> Exercise materials
···
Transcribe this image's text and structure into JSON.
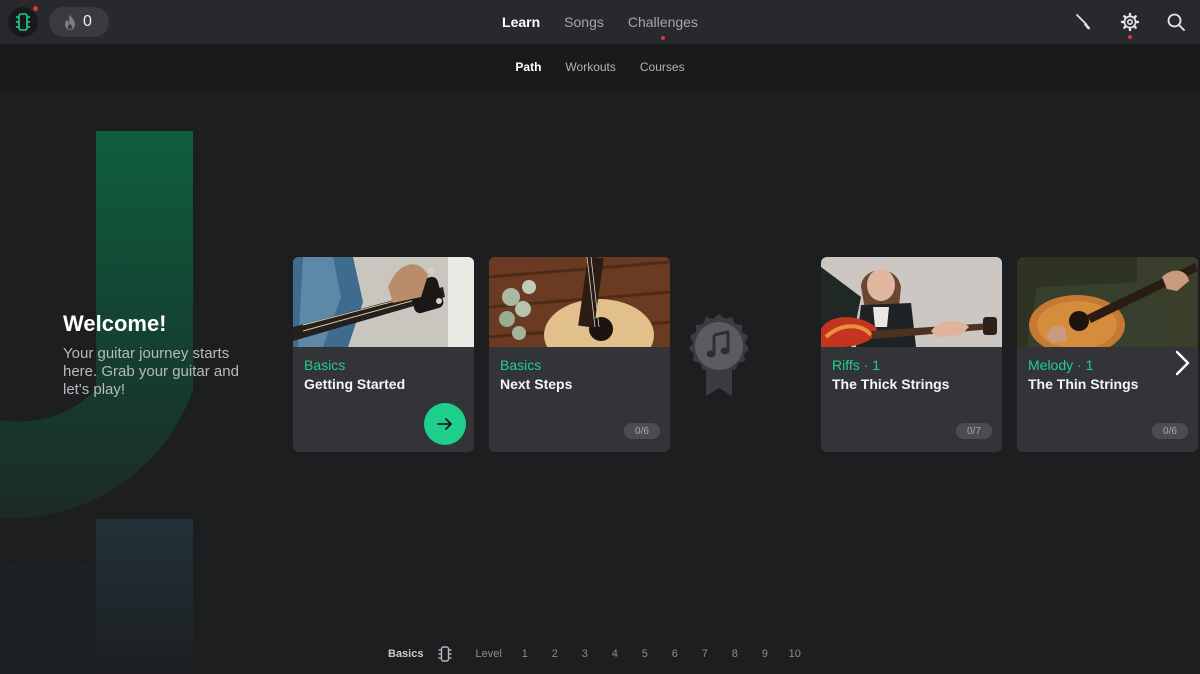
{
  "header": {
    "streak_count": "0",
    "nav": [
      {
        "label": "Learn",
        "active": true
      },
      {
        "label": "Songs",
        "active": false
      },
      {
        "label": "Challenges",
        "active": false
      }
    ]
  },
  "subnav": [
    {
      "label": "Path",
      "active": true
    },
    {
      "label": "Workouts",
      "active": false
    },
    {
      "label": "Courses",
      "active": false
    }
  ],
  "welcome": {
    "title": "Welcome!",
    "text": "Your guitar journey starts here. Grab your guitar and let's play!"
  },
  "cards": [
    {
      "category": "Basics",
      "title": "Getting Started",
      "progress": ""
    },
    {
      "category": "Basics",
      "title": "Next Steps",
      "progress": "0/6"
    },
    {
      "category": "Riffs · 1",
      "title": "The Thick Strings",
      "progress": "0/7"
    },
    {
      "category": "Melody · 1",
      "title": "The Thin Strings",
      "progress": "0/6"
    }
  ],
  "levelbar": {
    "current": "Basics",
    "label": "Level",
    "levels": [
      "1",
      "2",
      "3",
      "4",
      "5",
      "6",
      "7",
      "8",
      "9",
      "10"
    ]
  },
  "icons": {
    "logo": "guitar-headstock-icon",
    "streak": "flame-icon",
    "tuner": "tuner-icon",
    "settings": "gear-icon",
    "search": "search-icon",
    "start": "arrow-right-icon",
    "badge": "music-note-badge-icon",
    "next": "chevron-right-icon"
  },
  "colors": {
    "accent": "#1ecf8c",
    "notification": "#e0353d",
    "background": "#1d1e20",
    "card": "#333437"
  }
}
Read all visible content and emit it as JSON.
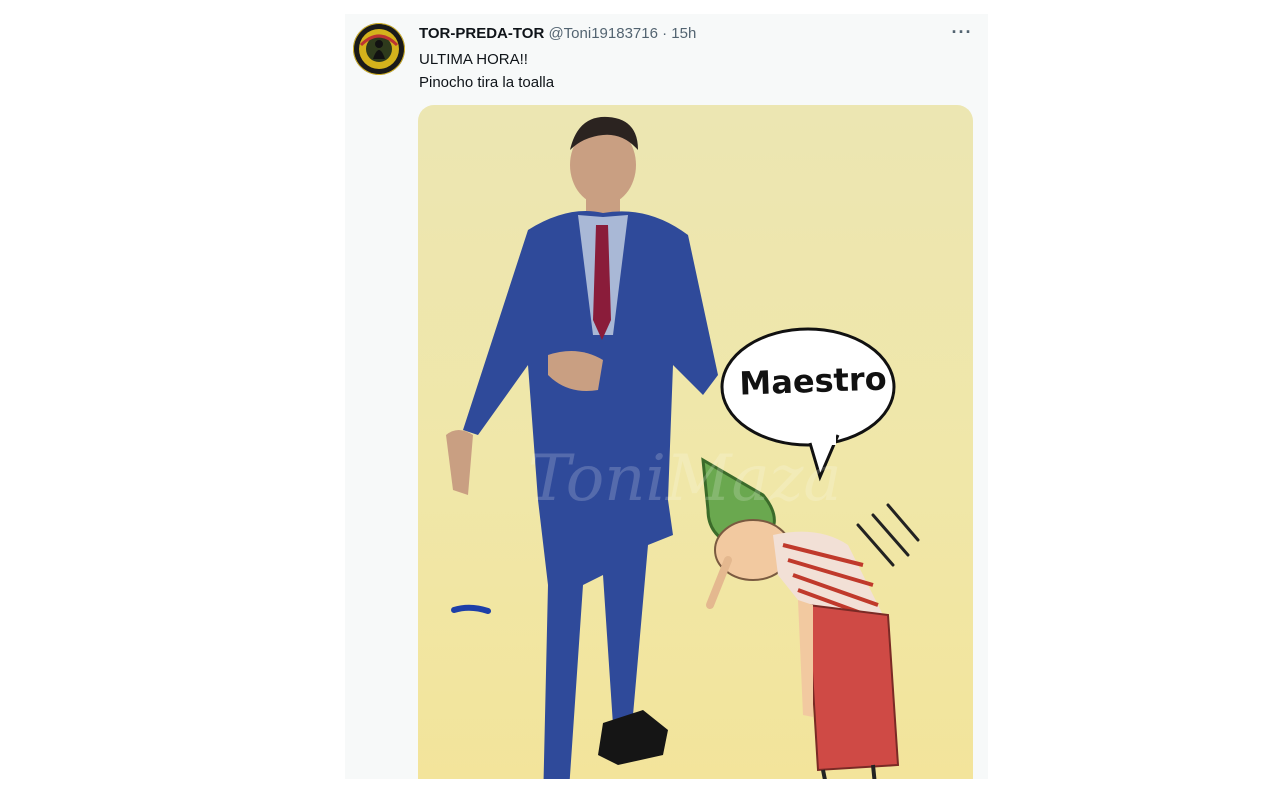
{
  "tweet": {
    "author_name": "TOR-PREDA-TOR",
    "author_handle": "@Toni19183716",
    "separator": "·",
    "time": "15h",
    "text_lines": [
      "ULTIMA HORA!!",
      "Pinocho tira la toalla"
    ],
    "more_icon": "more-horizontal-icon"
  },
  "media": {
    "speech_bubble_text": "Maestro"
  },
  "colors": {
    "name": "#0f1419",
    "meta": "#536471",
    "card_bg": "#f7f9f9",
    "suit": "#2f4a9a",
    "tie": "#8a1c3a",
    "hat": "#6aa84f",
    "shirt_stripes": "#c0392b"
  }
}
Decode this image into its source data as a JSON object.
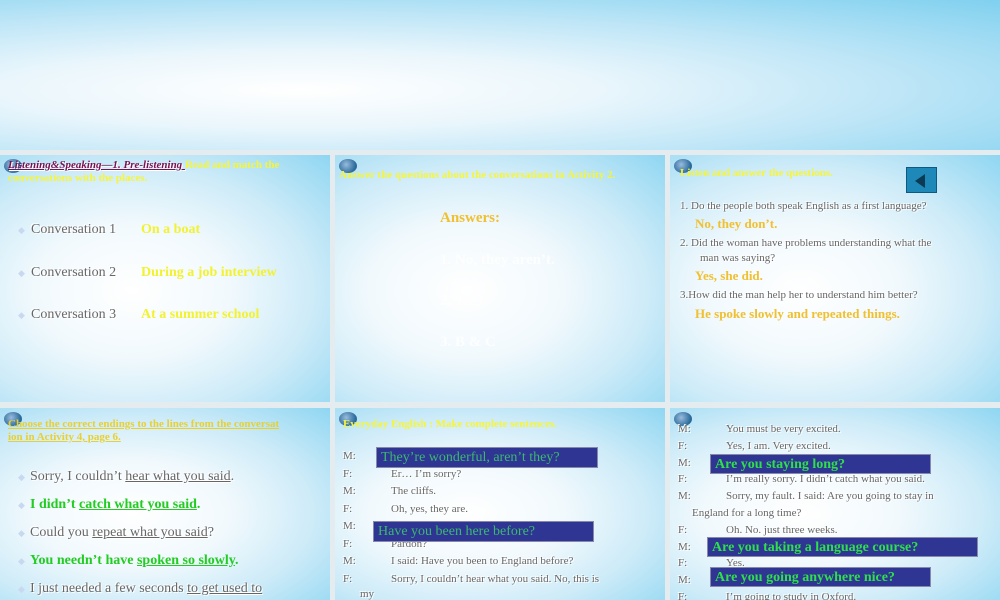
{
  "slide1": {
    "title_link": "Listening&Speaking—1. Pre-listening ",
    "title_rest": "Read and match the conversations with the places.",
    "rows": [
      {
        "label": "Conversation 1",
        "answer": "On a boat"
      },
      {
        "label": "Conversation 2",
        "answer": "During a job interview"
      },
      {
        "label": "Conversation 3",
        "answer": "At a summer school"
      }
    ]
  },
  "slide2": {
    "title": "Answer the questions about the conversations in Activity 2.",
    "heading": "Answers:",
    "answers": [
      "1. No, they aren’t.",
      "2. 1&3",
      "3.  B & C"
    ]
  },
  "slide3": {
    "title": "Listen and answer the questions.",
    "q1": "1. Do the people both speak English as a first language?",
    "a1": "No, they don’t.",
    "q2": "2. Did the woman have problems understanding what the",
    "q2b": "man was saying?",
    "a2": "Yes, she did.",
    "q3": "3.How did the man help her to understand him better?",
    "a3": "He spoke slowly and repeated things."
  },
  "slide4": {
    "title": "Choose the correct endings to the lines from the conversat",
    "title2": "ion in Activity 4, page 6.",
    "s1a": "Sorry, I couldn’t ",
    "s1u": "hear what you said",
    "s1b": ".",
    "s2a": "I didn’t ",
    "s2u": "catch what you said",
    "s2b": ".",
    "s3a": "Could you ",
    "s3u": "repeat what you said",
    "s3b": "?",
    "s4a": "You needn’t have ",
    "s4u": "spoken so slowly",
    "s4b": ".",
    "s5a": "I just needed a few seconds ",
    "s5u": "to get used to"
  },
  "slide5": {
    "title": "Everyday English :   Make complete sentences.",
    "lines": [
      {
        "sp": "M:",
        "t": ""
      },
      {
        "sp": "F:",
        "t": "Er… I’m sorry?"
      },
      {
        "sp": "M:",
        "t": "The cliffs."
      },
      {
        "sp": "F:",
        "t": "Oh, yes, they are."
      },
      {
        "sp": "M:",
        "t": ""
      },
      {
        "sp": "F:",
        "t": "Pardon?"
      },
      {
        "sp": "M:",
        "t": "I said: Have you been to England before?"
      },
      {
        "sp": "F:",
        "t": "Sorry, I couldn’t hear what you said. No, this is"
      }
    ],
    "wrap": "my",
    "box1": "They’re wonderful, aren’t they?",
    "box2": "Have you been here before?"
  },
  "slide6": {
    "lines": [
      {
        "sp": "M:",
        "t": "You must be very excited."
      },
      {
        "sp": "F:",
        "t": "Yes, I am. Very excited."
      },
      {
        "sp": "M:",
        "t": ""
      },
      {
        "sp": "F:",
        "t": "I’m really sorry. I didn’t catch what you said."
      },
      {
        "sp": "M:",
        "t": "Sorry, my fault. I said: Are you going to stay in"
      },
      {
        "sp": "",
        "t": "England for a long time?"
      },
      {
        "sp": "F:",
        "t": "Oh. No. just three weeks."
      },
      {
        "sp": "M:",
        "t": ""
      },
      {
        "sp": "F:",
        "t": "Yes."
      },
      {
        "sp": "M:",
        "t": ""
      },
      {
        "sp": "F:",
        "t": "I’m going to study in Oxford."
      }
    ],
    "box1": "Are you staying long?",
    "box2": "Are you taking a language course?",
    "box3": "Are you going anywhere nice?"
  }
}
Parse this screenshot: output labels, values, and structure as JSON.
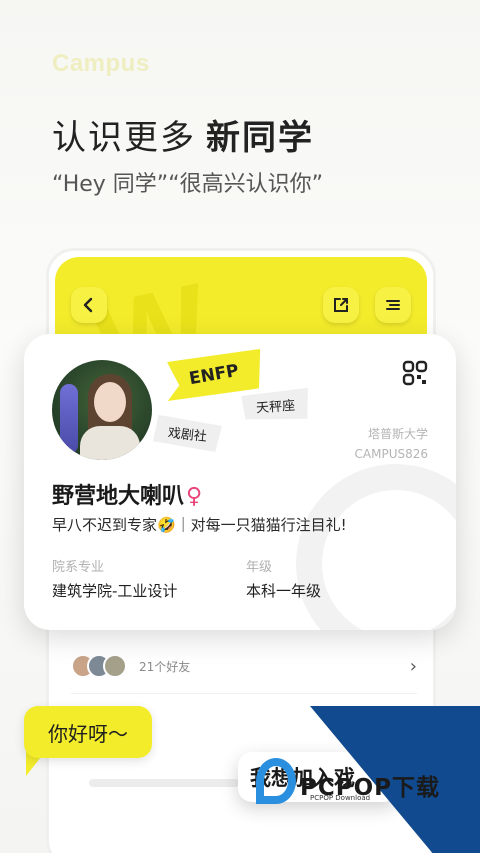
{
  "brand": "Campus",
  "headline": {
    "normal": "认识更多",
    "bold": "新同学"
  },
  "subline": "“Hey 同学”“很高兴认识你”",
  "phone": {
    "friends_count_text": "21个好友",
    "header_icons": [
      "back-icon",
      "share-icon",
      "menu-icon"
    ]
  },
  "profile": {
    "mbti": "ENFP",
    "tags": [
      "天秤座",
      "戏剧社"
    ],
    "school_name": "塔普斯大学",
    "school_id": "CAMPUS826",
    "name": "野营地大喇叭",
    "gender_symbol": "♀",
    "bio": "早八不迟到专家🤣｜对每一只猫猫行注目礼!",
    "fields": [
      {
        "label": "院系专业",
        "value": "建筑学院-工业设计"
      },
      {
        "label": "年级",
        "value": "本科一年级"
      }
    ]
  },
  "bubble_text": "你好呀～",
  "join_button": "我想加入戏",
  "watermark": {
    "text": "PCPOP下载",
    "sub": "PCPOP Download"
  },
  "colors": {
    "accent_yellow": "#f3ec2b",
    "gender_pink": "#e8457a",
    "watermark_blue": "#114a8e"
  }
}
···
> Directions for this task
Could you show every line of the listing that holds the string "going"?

> Response box
        "t": "Sorry, my fault. I said: Are you going to stay in"
        "t": "I’m going to study in Oxford."
    "box3": "Are you going anywhere nice?"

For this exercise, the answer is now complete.